Taking a look at the two’s individual shots at five-on-four this season makes it even more surprising that Provorov not only leads the Flyers in power play points, but also power play goals. On average a shot from the point turns into a goal roughly 2-3% of the time — likely a bit higher in power play situations due to better screening and pre-shot movement — yet despite a large majority of his shots coming from far out, he’s scored on 20% of his unblocked attempts.

Meanwhile James van Riemsdyk, for example, has only scored one goal despite having numerous chances from the most dangerous areas of the ice. He’s beyond due to pot a couple of power play goals, assuming he continues to get shots off from where he has so far this season.

Points, like anything that is void of context, can be misleading.

Can it be fixed?

The Flyers have five players that have shown to be top-end power play performers in Giroux, Voracek, van Riemsdyk, Gostisbehere, and over the previous two seasons, Sean Couturier. They didn’t just all lose their effectiveness overnight, and in the case of Giroux and Voracek, giving them more time on the sides of the ice that they’re most comfortable playing on probably goes a long way. Those five skaters together likely has the highest ceiling of any power play unit that you can construct with this roster, and should be the starting point for a potential fix.

It has a top-flight quarterback, two of the league’s premier passers along the boards, and two net-front presences who have scored a ton of goals in their careers from in close. You give that unit an extended look in their usual spots, and the goals are likely to come.

However, nothing is guaranteed. Going back to the old way might not work, but they need to try something. Their results haven’t been awful yet, but if they don’t start generating more, the power play is just going to continue to go downhill. If for whatever reason the original set-up with Giroux on the left boards and Voracek on the right is no longer wanted, it might be time to move on from the 1-3-1 completely. Perhaps there’s untapped potential in this team running their power plays from behind the net.

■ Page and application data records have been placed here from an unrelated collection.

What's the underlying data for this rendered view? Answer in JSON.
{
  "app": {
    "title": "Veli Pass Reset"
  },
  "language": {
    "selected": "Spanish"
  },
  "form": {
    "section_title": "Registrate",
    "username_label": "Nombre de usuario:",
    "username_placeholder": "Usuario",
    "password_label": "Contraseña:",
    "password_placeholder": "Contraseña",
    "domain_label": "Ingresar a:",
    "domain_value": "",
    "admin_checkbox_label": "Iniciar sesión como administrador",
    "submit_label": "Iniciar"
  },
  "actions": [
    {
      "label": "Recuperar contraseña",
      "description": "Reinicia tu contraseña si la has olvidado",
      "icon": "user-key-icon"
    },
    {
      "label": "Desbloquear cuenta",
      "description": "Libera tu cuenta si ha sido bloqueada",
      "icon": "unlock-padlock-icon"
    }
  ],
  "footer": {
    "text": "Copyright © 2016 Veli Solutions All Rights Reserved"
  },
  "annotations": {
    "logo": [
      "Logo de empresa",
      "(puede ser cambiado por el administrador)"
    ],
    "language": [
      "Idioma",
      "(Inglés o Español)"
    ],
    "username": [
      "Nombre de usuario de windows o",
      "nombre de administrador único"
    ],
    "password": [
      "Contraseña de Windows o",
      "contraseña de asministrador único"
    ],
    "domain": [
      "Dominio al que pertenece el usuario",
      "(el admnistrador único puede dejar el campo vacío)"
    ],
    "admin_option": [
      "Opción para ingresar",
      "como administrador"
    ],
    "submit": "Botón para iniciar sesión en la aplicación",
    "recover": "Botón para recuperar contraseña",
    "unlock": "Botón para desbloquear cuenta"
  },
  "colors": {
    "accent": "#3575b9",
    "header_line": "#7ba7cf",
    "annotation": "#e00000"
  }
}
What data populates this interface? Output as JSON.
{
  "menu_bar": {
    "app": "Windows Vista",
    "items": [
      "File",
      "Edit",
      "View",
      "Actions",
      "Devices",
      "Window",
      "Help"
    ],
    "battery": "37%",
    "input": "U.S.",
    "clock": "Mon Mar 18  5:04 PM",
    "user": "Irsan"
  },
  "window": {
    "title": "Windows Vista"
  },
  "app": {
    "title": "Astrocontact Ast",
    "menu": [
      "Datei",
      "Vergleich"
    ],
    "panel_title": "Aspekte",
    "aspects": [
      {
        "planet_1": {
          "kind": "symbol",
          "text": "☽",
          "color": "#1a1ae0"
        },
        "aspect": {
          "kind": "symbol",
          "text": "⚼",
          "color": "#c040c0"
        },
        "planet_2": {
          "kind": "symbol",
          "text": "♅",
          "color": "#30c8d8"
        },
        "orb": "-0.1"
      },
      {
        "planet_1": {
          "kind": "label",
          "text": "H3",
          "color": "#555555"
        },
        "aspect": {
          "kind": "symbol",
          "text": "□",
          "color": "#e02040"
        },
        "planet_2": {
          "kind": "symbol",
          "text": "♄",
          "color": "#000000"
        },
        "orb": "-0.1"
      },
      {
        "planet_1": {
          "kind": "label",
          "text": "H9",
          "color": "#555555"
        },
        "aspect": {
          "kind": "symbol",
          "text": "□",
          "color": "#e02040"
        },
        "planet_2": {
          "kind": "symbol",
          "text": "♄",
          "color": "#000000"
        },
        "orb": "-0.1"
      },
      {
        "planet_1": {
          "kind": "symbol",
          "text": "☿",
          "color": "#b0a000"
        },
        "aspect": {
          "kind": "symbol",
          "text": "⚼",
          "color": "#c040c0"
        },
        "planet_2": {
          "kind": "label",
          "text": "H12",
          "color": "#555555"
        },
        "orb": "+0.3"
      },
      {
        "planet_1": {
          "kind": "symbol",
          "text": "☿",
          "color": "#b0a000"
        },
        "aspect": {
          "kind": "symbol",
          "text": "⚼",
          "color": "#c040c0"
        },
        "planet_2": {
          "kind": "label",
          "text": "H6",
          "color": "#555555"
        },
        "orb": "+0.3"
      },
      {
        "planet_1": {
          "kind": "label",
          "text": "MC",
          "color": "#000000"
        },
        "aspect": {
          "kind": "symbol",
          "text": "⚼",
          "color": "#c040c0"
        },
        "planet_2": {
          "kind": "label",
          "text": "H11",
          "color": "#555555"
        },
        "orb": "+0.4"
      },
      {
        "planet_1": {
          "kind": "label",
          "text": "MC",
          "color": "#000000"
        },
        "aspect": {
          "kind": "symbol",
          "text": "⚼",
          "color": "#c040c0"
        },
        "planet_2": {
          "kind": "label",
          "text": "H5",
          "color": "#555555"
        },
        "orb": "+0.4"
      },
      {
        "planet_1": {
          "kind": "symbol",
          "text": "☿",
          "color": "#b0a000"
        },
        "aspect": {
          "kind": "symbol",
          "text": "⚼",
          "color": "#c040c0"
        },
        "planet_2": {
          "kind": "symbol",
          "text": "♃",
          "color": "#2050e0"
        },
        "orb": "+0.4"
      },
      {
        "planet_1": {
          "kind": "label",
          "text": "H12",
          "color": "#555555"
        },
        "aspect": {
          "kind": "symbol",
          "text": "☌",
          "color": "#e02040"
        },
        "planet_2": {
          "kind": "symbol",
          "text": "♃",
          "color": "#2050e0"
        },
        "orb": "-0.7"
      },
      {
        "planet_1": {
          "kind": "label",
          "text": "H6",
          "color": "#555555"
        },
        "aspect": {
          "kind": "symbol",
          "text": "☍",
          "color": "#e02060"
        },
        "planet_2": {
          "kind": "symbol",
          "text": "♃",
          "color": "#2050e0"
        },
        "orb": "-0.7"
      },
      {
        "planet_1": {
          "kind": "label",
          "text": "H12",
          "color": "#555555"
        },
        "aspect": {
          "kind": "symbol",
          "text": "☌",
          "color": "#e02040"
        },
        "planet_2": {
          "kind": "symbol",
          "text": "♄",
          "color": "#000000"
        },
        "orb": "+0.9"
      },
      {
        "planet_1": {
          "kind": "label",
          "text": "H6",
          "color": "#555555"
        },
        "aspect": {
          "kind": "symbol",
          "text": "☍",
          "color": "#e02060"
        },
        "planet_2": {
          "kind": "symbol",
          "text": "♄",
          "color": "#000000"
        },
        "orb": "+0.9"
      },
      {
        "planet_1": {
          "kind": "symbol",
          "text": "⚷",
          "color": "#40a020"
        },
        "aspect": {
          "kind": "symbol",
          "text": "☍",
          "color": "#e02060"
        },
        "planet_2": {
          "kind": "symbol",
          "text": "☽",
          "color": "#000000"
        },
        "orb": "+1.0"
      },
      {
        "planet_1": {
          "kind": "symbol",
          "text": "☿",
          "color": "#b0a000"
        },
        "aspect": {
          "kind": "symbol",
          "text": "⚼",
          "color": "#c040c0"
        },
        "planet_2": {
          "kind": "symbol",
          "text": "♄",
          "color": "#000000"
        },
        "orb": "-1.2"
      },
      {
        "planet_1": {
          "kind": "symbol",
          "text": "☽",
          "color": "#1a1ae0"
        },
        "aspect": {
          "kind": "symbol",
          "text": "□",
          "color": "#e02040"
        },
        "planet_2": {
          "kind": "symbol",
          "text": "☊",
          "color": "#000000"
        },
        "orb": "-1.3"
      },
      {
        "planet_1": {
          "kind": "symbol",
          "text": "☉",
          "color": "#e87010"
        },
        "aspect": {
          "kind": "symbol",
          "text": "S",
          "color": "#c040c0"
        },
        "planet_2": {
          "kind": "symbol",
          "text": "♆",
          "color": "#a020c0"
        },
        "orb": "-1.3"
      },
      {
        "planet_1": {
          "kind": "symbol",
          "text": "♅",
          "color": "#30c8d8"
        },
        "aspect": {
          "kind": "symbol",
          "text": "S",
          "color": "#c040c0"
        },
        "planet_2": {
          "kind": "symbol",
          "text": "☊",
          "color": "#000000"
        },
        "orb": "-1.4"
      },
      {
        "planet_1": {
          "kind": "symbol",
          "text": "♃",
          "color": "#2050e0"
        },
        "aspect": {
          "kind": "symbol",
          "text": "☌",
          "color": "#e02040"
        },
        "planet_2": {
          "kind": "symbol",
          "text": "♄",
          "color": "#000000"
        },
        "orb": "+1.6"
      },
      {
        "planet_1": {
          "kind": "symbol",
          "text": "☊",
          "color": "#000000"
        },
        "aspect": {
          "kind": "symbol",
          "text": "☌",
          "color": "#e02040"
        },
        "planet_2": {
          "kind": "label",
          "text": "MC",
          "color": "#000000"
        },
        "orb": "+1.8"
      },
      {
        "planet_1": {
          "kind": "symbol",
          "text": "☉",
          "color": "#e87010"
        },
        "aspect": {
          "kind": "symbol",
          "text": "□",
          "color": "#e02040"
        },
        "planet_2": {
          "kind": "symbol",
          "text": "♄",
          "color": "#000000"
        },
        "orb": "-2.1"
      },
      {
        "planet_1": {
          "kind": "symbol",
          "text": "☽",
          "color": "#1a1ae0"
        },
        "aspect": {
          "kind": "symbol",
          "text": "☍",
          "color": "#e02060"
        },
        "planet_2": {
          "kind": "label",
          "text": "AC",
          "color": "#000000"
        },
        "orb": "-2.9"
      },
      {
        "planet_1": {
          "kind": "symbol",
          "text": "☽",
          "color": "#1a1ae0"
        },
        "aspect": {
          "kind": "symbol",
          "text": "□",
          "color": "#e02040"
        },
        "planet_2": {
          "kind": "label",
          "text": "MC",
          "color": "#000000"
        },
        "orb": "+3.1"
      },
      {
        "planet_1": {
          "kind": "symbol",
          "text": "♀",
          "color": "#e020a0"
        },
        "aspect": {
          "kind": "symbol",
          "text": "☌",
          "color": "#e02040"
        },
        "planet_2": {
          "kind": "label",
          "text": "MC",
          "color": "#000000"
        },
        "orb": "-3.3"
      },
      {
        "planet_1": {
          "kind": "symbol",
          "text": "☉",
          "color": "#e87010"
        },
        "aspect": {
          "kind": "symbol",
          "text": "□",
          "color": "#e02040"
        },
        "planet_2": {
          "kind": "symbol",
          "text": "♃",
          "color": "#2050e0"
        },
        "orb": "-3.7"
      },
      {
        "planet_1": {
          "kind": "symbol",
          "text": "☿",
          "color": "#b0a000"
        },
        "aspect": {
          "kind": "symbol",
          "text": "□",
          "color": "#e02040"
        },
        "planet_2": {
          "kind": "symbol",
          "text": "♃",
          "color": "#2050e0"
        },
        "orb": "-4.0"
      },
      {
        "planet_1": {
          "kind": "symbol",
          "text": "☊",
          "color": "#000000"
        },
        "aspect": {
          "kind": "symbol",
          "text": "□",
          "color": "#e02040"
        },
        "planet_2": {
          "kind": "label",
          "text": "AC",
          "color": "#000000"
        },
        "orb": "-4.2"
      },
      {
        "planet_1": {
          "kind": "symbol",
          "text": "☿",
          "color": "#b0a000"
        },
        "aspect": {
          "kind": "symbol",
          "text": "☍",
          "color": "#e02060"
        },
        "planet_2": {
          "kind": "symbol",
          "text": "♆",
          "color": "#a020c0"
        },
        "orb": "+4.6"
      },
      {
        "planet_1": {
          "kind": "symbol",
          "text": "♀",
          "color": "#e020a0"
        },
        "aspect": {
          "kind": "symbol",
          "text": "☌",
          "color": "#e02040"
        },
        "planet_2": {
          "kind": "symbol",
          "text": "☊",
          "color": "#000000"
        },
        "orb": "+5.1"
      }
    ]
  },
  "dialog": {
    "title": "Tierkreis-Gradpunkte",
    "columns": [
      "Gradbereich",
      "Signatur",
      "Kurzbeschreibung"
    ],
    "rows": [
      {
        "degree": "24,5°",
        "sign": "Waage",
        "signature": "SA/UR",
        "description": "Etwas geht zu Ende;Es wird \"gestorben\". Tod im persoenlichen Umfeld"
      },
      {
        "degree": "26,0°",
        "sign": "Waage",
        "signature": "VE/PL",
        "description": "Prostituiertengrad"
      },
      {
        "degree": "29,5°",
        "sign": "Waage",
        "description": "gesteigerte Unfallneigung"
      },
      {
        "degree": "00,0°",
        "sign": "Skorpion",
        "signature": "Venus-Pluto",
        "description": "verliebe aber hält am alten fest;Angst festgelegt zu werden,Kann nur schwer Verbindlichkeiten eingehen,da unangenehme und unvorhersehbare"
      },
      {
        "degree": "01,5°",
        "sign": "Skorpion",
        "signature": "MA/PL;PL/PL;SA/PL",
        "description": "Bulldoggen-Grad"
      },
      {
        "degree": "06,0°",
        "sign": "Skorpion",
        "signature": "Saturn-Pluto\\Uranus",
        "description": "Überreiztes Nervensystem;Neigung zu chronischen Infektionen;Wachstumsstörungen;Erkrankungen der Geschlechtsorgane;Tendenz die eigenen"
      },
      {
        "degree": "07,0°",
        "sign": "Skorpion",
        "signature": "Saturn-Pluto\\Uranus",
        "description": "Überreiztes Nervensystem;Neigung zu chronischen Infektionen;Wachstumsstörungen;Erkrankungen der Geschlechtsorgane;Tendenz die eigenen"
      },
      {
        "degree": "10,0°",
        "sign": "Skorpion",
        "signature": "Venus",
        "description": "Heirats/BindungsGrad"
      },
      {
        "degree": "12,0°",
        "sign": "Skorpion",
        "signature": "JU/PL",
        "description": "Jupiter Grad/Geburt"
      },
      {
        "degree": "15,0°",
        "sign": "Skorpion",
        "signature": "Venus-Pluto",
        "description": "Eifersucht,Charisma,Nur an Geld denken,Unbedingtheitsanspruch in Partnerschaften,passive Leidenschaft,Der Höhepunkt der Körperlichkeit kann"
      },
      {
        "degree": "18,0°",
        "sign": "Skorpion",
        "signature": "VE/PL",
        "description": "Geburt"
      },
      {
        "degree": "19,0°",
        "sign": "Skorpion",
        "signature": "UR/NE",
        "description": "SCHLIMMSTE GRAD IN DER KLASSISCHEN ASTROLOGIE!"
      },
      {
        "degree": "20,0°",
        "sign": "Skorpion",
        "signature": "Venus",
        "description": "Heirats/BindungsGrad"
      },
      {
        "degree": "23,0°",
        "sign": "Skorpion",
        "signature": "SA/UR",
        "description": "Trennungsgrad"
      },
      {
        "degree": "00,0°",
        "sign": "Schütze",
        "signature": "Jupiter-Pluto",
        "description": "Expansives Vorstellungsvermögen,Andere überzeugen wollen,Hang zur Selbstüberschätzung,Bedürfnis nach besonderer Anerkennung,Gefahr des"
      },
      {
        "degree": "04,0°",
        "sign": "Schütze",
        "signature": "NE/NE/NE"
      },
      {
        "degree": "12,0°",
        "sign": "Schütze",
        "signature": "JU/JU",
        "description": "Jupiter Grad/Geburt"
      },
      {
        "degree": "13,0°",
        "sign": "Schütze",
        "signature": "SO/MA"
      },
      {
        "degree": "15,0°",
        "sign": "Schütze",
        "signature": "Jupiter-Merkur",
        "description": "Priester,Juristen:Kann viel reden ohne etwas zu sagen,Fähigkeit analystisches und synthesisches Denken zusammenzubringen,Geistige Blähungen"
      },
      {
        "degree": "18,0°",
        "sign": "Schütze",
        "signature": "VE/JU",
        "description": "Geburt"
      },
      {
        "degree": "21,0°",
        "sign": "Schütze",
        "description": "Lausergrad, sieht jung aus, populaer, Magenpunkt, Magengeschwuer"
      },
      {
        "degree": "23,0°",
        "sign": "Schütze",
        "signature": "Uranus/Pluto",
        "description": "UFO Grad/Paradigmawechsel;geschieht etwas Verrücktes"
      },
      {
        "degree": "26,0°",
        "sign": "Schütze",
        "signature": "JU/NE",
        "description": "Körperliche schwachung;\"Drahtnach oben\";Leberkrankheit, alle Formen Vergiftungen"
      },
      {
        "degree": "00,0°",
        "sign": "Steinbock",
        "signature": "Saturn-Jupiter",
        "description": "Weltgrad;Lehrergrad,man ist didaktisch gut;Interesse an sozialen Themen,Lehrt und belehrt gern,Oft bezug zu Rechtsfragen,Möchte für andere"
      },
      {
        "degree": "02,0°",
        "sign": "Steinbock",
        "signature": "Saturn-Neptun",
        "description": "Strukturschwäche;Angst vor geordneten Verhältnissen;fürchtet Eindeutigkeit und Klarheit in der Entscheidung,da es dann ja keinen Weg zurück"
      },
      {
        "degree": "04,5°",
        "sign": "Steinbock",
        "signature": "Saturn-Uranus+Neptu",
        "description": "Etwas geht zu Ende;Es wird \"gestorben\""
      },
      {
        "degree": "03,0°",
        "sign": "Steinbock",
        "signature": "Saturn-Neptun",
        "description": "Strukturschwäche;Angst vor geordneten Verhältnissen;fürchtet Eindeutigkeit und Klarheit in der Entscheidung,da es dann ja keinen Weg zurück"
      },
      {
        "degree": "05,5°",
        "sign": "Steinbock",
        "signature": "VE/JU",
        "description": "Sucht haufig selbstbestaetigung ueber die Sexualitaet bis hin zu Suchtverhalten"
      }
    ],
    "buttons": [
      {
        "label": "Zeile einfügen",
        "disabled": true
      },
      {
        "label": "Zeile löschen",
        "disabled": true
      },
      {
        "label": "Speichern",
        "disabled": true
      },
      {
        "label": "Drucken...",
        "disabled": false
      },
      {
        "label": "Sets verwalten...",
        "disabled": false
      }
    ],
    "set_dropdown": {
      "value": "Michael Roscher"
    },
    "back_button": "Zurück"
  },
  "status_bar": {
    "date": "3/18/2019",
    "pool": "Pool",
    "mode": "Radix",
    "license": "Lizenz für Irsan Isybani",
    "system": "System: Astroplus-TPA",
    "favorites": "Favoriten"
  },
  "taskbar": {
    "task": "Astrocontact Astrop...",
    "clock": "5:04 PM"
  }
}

One way or another, getting the power play clicking should be a top priority moving forward. There are a lot of things to like about this team. But the power play? That’s just not one of them.

Data courtesy of Evolving-Hockey, and HockeyViz.